- YOUR ASSIGNMENT
Every line in the records below that holds "value" must be identified and copied.

- RECORDS TO USE

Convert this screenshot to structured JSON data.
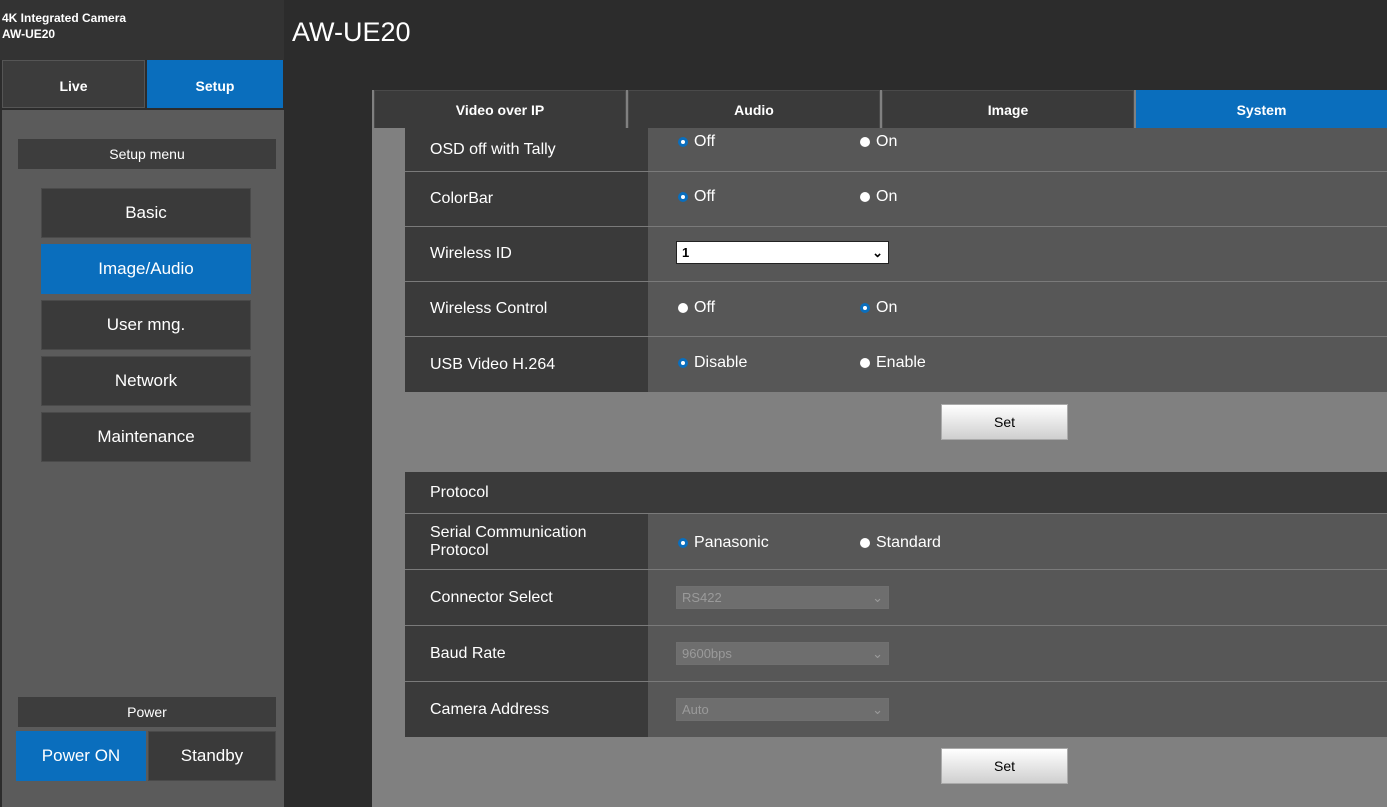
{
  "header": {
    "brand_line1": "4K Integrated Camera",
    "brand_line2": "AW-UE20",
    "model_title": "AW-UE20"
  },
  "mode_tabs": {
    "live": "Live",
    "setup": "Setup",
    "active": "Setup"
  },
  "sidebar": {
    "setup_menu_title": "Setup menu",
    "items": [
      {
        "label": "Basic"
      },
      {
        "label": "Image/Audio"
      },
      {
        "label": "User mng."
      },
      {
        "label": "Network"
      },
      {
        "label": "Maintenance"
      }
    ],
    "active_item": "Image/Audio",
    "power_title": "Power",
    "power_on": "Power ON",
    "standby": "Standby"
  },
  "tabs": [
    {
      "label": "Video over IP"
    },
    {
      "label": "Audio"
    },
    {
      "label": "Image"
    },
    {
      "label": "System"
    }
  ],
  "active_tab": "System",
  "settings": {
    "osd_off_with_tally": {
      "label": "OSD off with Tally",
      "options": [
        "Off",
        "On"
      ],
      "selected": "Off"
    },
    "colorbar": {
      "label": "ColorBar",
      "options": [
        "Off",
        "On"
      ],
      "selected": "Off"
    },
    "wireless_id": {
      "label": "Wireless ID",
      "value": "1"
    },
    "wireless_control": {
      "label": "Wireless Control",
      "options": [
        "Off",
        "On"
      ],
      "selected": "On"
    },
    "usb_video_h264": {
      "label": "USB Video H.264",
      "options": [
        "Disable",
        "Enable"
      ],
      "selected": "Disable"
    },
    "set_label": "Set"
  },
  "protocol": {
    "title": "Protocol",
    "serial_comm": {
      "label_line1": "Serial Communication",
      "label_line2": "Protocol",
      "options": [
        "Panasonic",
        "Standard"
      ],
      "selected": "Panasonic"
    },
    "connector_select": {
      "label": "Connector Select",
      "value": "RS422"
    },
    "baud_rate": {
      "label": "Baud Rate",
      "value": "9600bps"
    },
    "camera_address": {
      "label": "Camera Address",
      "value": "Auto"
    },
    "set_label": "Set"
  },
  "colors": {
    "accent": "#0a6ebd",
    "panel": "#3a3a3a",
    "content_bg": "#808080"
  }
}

- RESPONSE TO THIS TASK
      "value": "1"
      "value": "RS422"
      "value": "9600bps"
      "value": "Auto"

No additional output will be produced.